**What you have to do**
Copy out all lines from the entries below in which "logo" occurs.

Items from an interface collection
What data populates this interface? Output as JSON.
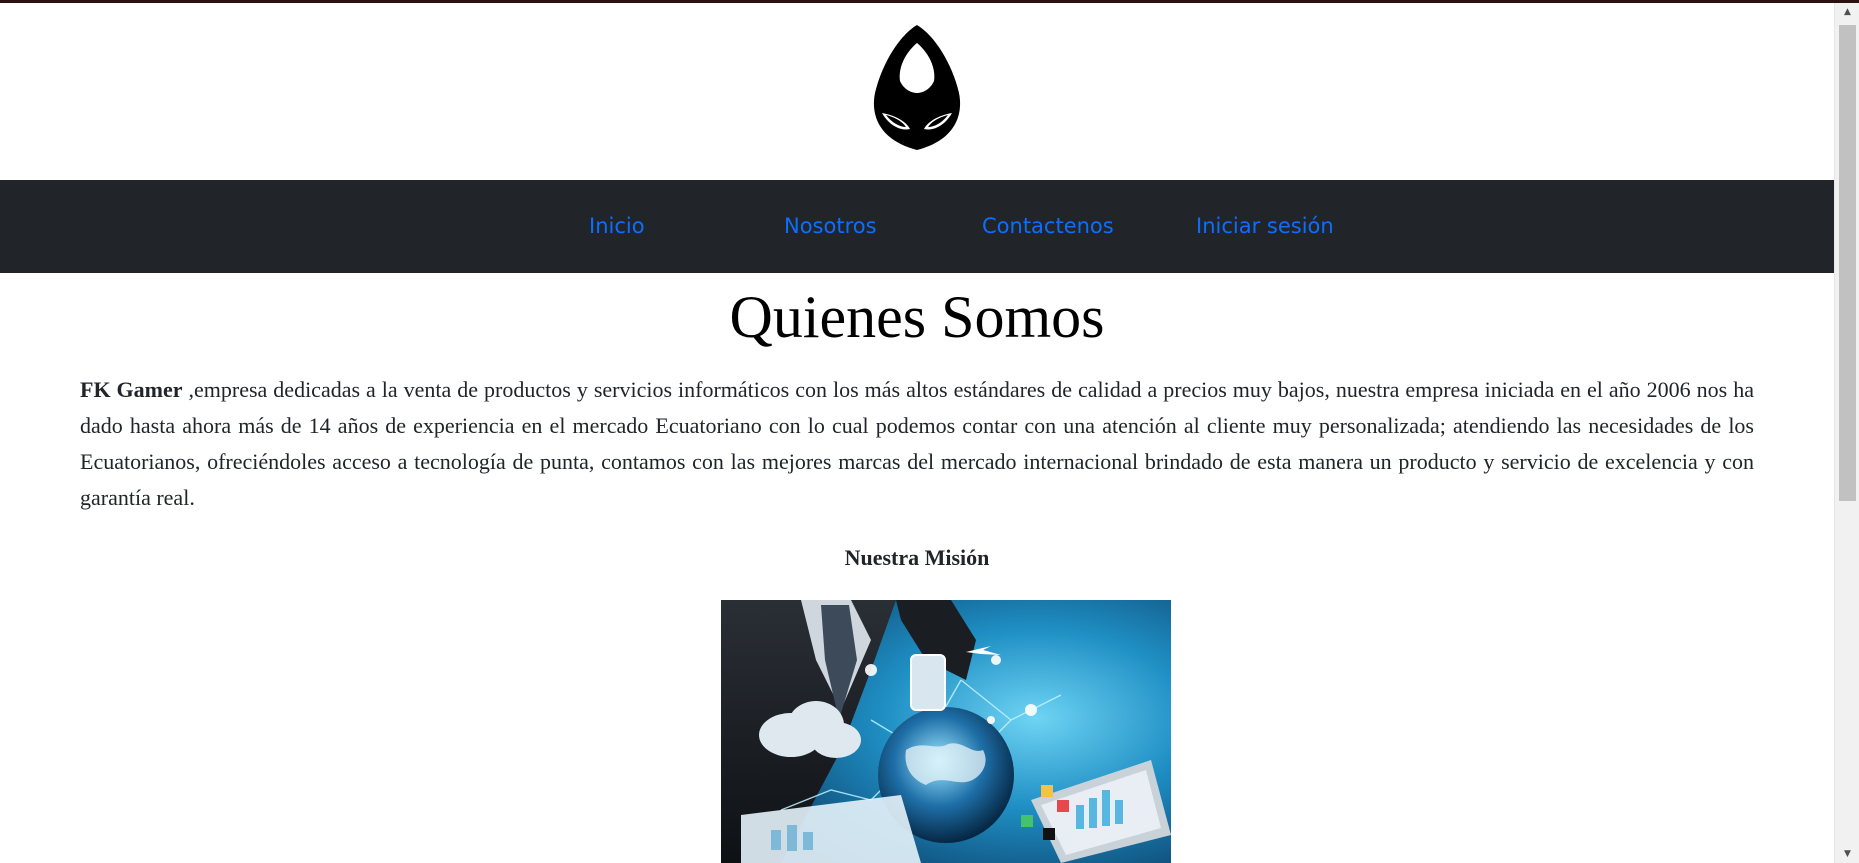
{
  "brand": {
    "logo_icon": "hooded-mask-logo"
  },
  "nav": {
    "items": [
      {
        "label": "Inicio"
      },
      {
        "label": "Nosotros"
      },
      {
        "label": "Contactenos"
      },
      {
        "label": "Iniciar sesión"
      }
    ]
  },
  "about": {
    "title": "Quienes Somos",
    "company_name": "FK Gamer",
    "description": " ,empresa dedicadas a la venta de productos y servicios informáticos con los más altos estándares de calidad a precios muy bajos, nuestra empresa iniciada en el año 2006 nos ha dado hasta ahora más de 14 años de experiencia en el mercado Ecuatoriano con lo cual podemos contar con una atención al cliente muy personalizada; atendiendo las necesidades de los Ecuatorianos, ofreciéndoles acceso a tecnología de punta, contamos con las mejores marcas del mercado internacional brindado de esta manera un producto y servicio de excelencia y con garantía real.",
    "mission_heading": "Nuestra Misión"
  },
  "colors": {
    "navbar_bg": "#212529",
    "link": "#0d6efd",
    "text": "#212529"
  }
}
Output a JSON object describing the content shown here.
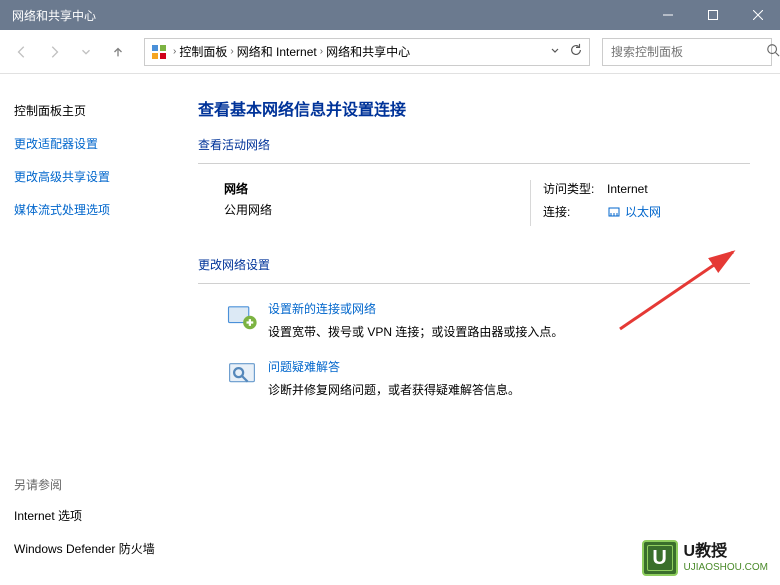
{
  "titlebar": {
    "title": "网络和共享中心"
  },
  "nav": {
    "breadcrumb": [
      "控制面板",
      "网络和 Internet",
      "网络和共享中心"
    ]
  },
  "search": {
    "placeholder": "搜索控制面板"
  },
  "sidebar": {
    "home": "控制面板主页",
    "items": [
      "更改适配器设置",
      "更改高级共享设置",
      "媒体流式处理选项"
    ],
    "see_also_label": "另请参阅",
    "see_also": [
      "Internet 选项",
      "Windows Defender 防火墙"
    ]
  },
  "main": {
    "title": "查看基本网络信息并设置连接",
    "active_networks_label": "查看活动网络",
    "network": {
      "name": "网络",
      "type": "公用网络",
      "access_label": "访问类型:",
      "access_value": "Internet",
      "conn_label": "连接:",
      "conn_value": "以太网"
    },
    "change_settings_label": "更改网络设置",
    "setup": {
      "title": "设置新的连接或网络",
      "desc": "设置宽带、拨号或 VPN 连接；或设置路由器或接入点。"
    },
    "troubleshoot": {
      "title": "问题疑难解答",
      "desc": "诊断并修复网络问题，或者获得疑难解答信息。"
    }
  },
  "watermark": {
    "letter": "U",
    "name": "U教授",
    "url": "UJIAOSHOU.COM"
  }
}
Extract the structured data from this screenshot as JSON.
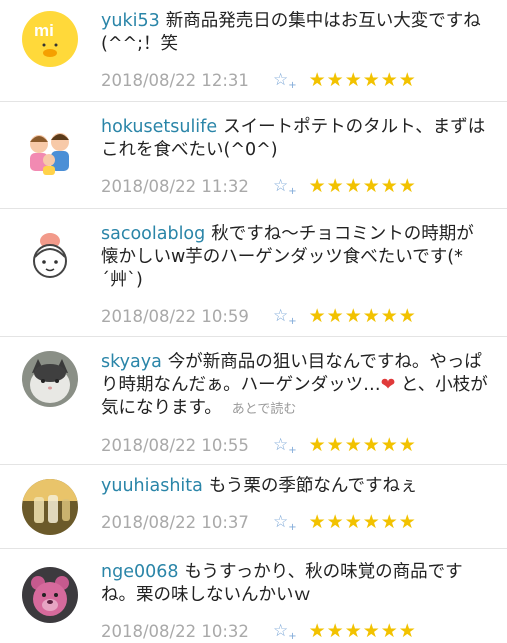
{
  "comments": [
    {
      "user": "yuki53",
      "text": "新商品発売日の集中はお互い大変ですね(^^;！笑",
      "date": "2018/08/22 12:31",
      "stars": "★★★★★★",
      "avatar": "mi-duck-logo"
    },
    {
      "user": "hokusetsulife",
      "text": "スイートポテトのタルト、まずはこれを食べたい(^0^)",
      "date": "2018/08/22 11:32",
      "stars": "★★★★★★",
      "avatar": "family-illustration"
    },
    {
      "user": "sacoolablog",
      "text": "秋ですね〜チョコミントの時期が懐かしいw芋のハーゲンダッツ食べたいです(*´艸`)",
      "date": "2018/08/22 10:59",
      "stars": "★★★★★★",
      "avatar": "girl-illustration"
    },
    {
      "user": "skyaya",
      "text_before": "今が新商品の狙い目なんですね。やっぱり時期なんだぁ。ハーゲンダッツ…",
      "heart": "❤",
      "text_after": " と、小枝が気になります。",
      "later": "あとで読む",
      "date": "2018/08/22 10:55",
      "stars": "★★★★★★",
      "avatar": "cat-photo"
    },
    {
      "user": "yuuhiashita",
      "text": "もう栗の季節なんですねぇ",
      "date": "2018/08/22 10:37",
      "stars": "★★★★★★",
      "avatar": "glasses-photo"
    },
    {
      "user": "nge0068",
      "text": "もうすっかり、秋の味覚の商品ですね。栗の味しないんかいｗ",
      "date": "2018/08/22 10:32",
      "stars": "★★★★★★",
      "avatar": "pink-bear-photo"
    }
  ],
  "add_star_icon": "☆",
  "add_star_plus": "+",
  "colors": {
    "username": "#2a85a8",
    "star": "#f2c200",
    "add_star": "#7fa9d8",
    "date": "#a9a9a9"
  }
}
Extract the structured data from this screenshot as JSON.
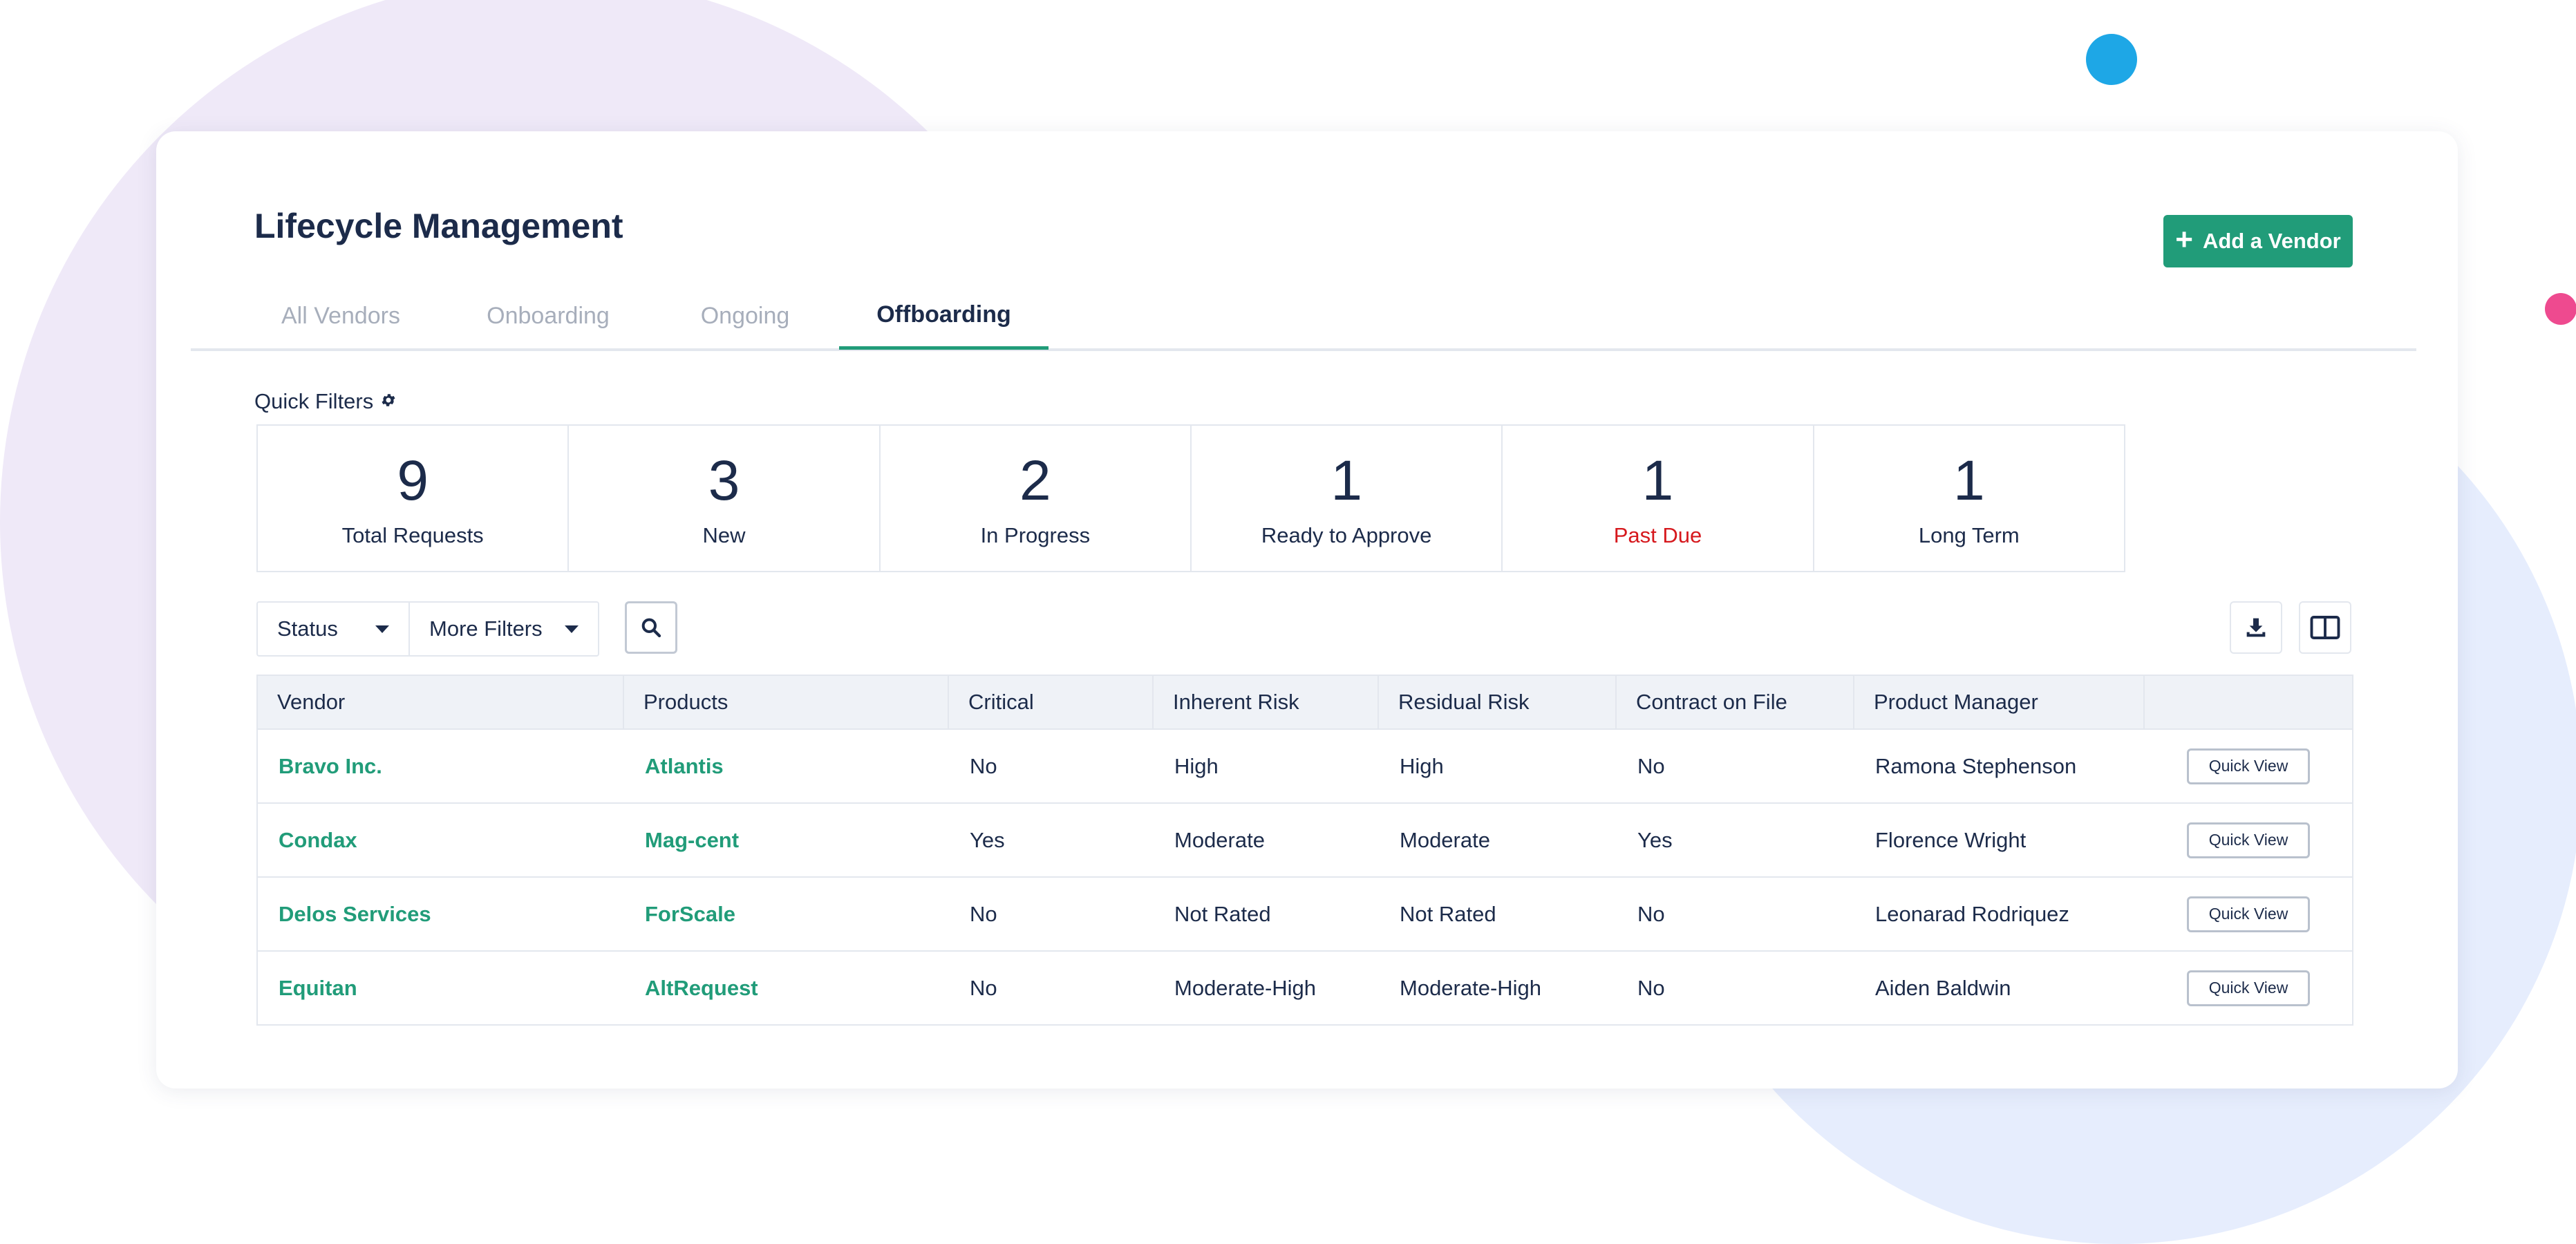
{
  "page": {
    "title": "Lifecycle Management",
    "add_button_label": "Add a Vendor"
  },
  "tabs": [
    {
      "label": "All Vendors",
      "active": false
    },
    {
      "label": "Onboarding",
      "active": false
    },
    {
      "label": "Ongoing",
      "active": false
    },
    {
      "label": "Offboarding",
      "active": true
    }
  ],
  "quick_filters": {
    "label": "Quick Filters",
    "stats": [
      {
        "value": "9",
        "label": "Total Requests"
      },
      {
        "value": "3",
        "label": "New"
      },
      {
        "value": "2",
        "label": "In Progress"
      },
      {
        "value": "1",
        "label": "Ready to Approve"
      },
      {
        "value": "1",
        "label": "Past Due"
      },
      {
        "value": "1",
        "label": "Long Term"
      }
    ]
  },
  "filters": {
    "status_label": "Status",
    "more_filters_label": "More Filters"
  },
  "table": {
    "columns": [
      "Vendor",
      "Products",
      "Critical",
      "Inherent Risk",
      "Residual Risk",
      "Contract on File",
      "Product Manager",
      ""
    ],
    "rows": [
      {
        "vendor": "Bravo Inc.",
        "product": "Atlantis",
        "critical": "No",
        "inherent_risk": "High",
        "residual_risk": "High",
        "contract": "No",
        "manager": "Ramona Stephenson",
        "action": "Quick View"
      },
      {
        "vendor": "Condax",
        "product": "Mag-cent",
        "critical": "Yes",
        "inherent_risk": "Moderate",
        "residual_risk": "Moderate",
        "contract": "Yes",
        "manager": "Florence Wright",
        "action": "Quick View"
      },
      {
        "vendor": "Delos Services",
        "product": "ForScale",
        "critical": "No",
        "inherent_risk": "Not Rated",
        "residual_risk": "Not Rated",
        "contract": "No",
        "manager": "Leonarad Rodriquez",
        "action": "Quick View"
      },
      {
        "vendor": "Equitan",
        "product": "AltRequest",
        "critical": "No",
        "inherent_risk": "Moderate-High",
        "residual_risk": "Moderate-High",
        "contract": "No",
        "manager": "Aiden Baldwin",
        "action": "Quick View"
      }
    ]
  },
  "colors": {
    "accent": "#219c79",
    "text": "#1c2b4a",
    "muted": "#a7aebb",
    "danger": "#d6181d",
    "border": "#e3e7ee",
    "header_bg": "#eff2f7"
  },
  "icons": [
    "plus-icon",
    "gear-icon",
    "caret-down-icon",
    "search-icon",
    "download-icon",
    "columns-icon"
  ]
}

**Task result**
    "logo_icon": "hooded-mask-logo"
      "avatar": "mi-duck-logo"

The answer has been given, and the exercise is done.